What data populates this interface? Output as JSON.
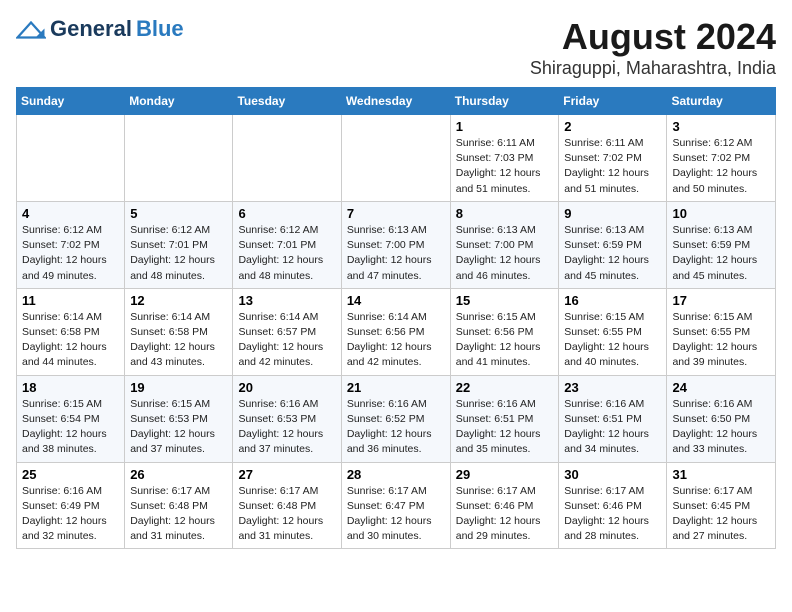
{
  "header": {
    "logo_general": "General",
    "logo_blue": "Blue",
    "title": "August 2024",
    "subtitle": "Shiraguppi, Maharashtra, India"
  },
  "days_of_week": [
    "Sunday",
    "Monday",
    "Tuesday",
    "Wednesday",
    "Thursday",
    "Friday",
    "Saturday"
  ],
  "weeks": [
    [
      {
        "day": "",
        "info": ""
      },
      {
        "day": "",
        "info": ""
      },
      {
        "day": "",
        "info": ""
      },
      {
        "day": "",
        "info": ""
      },
      {
        "day": "1",
        "info": "Sunrise: 6:11 AM\nSunset: 7:03 PM\nDaylight: 12 hours and 51 minutes."
      },
      {
        "day": "2",
        "info": "Sunrise: 6:11 AM\nSunset: 7:02 PM\nDaylight: 12 hours and 51 minutes."
      },
      {
        "day": "3",
        "info": "Sunrise: 6:12 AM\nSunset: 7:02 PM\nDaylight: 12 hours and 50 minutes."
      }
    ],
    [
      {
        "day": "4",
        "info": "Sunrise: 6:12 AM\nSunset: 7:02 PM\nDaylight: 12 hours and 49 minutes."
      },
      {
        "day": "5",
        "info": "Sunrise: 6:12 AM\nSunset: 7:01 PM\nDaylight: 12 hours and 48 minutes."
      },
      {
        "day": "6",
        "info": "Sunrise: 6:12 AM\nSunset: 7:01 PM\nDaylight: 12 hours and 48 minutes."
      },
      {
        "day": "7",
        "info": "Sunrise: 6:13 AM\nSunset: 7:00 PM\nDaylight: 12 hours and 47 minutes."
      },
      {
        "day": "8",
        "info": "Sunrise: 6:13 AM\nSunset: 7:00 PM\nDaylight: 12 hours and 46 minutes."
      },
      {
        "day": "9",
        "info": "Sunrise: 6:13 AM\nSunset: 6:59 PM\nDaylight: 12 hours and 45 minutes."
      },
      {
        "day": "10",
        "info": "Sunrise: 6:13 AM\nSunset: 6:59 PM\nDaylight: 12 hours and 45 minutes."
      }
    ],
    [
      {
        "day": "11",
        "info": "Sunrise: 6:14 AM\nSunset: 6:58 PM\nDaylight: 12 hours and 44 minutes."
      },
      {
        "day": "12",
        "info": "Sunrise: 6:14 AM\nSunset: 6:58 PM\nDaylight: 12 hours and 43 minutes."
      },
      {
        "day": "13",
        "info": "Sunrise: 6:14 AM\nSunset: 6:57 PM\nDaylight: 12 hours and 42 minutes."
      },
      {
        "day": "14",
        "info": "Sunrise: 6:14 AM\nSunset: 6:56 PM\nDaylight: 12 hours and 42 minutes."
      },
      {
        "day": "15",
        "info": "Sunrise: 6:15 AM\nSunset: 6:56 PM\nDaylight: 12 hours and 41 minutes."
      },
      {
        "day": "16",
        "info": "Sunrise: 6:15 AM\nSunset: 6:55 PM\nDaylight: 12 hours and 40 minutes."
      },
      {
        "day": "17",
        "info": "Sunrise: 6:15 AM\nSunset: 6:55 PM\nDaylight: 12 hours and 39 minutes."
      }
    ],
    [
      {
        "day": "18",
        "info": "Sunrise: 6:15 AM\nSunset: 6:54 PM\nDaylight: 12 hours and 38 minutes."
      },
      {
        "day": "19",
        "info": "Sunrise: 6:15 AM\nSunset: 6:53 PM\nDaylight: 12 hours and 37 minutes."
      },
      {
        "day": "20",
        "info": "Sunrise: 6:16 AM\nSunset: 6:53 PM\nDaylight: 12 hours and 37 minutes."
      },
      {
        "day": "21",
        "info": "Sunrise: 6:16 AM\nSunset: 6:52 PM\nDaylight: 12 hours and 36 minutes."
      },
      {
        "day": "22",
        "info": "Sunrise: 6:16 AM\nSunset: 6:51 PM\nDaylight: 12 hours and 35 minutes."
      },
      {
        "day": "23",
        "info": "Sunrise: 6:16 AM\nSunset: 6:51 PM\nDaylight: 12 hours and 34 minutes."
      },
      {
        "day": "24",
        "info": "Sunrise: 6:16 AM\nSunset: 6:50 PM\nDaylight: 12 hours and 33 minutes."
      }
    ],
    [
      {
        "day": "25",
        "info": "Sunrise: 6:16 AM\nSunset: 6:49 PM\nDaylight: 12 hours and 32 minutes."
      },
      {
        "day": "26",
        "info": "Sunrise: 6:17 AM\nSunset: 6:48 PM\nDaylight: 12 hours and 31 minutes."
      },
      {
        "day": "27",
        "info": "Sunrise: 6:17 AM\nSunset: 6:48 PM\nDaylight: 12 hours and 31 minutes."
      },
      {
        "day": "28",
        "info": "Sunrise: 6:17 AM\nSunset: 6:47 PM\nDaylight: 12 hours and 30 minutes."
      },
      {
        "day": "29",
        "info": "Sunrise: 6:17 AM\nSunset: 6:46 PM\nDaylight: 12 hours and 29 minutes."
      },
      {
        "day": "30",
        "info": "Sunrise: 6:17 AM\nSunset: 6:46 PM\nDaylight: 12 hours and 28 minutes."
      },
      {
        "day": "31",
        "info": "Sunrise: 6:17 AM\nSunset: 6:45 PM\nDaylight: 12 hours and 27 minutes."
      }
    ]
  ]
}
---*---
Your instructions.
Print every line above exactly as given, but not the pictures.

Solution to this task.
What data populates this interface? Output as JSON.
{
  "header": {
    "logo_general": "General",
    "logo_blue": "Blue",
    "title": "August 2024",
    "subtitle": "Shiraguppi, Maharashtra, India"
  },
  "days_of_week": [
    "Sunday",
    "Monday",
    "Tuesday",
    "Wednesday",
    "Thursday",
    "Friday",
    "Saturday"
  ],
  "weeks": [
    [
      {
        "day": "",
        "info": ""
      },
      {
        "day": "",
        "info": ""
      },
      {
        "day": "",
        "info": ""
      },
      {
        "day": "",
        "info": ""
      },
      {
        "day": "1",
        "info": "Sunrise: 6:11 AM\nSunset: 7:03 PM\nDaylight: 12 hours and 51 minutes."
      },
      {
        "day": "2",
        "info": "Sunrise: 6:11 AM\nSunset: 7:02 PM\nDaylight: 12 hours and 51 minutes."
      },
      {
        "day": "3",
        "info": "Sunrise: 6:12 AM\nSunset: 7:02 PM\nDaylight: 12 hours and 50 minutes."
      }
    ],
    [
      {
        "day": "4",
        "info": "Sunrise: 6:12 AM\nSunset: 7:02 PM\nDaylight: 12 hours and 49 minutes."
      },
      {
        "day": "5",
        "info": "Sunrise: 6:12 AM\nSunset: 7:01 PM\nDaylight: 12 hours and 48 minutes."
      },
      {
        "day": "6",
        "info": "Sunrise: 6:12 AM\nSunset: 7:01 PM\nDaylight: 12 hours and 48 minutes."
      },
      {
        "day": "7",
        "info": "Sunrise: 6:13 AM\nSunset: 7:00 PM\nDaylight: 12 hours and 47 minutes."
      },
      {
        "day": "8",
        "info": "Sunrise: 6:13 AM\nSunset: 7:00 PM\nDaylight: 12 hours and 46 minutes."
      },
      {
        "day": "9",
        "info": "Sunrise: 6:13 AM\nSunset: 6:59 PM\nDaylight: 12 hours and 45 minutes."
      },
      {
        "day": "10",
        "info": "Sunrise: 6:13 AM\nSunset: 6:59 PM\nDaylight: 12 hours and 45 minutes."
      }
    ],
    [
      {
        "day": "11",
        "info": "Sunrise: 6:14 AM\nSunset: 6:58 PM\nDaylight: 12 hours and 44 minutes."
      },
      {
        "day": "12",
        "info": "Sunrise: 6:14 AM\nSunset: 6:58 PM\nDaylight: 12 hours and 43 minutes."
      },
      {
        "day": "13",
        "info": "Sunrise: 6:14 AM\nSunset: 6:57 PM\nDaylight: 12 hours and 42 minutes."
      },
      {
        "day": "14",
        "info": "Sunrise: 6:14 AM\nSunset: 6:56 PM\nDaylight: 12 hours and 42 minutes."
      },
      {
        "day": "15",
        "info": "Sunrise: 6:15 AM\nSunset: 6:56 PM\nDaylight: 12 hours and 41 minutes."
      },
      {
        "day": "16",
        "info": "Sunrise: 6:15 AM\nSunset: 6:55 PM\nDaylight: 12 hours and 40 minutes."
      },
      {
        "day": "17",
        "info": "Sunrise: 6:15 AM\nSunset: 6:55 PM\nDaylight: 12 hours and 39 minutes."
      }
    ],
    [
      {
        "day": "18",
        "info": "Sunrise: 6:15 AM\nSunset: 6:54 PM\nDaylight: 12 hours and 38 minutes."
      },
      {
        "day": "19",
        "info": "Sunrise: 6:15 AM\nSunset: 6:53 PM\nDaylight: 12 hours and 37 minutes."
      },
      {
        "day": "20",
        "info": "Sunrise: 6:16 AM\nSunset: 6:53 PM\nDaylight: 12 hours and 37 minutes."
      },
      {
        "day": "21",
        "info": "Sunrise: 6:16 AM\nSunset: 6:52 PM\nDaylight: 12 hours and 36 minutes."
      },
      {
        "day": "22",
        "info": "Sunrise: 6:16 AM\nSunset: 6:51 PM\nDaylight: 12 hours and 35 minutes."
      },
      {
        "day": "23",
        "info": "Sunrise: 6:16 AM\nSunset: 6:51 PM\nDaylight: 12 hours and 34 minutes."
      },
      {
        "day": "24",
        "info": "Sunrise: 6:16 AM\nSunset: 6:50 PM\nDaylight: 12 hours and 33 minutes."
      }
    ],
    [
      {
        "day": "25",
        "info": "Sunrise: 6:16 AM\nSunset: 6:49 PM\nDaylight: 12 hours and 32 minutes."
      },
      {
        "day": "26",
        "info": "Sunrise: 6:17 AM\nSunset: 6:48 PM\nDaylight: 12 hours and 31 minutes."
      },
      {
        "day": "27",
        "info": "Sunrise: 6:17 AM\nSunset: 6:48 PM\nDaylight: 12 hours and 31 minutes."
      },
      {
        "day": "28",
        "info": "Sunrise: 6:17 AM\nSunset: 6:47 PM\nDaylight: 12 hours and 30 minutes."
      },
      {
        "day": "29",
        "info": "Sunrise: 6:17 AM\nSunset: 6:46 PM\nDaylight: 12 hours and 29 minutes."
      },
      {
        "day": "30",
        "info": "Sunrise: 6:17 AM\nSunset: 6:46 PM\nDaylight: 12 hours and 28 minutes."
      },
      {
        "day": "31",
        "info": "Sunrise: 6:17 AM\nSunset: 6:45 PM\nDaylight: 12 hours and 27 minutes."
      }
    ]
  ]
}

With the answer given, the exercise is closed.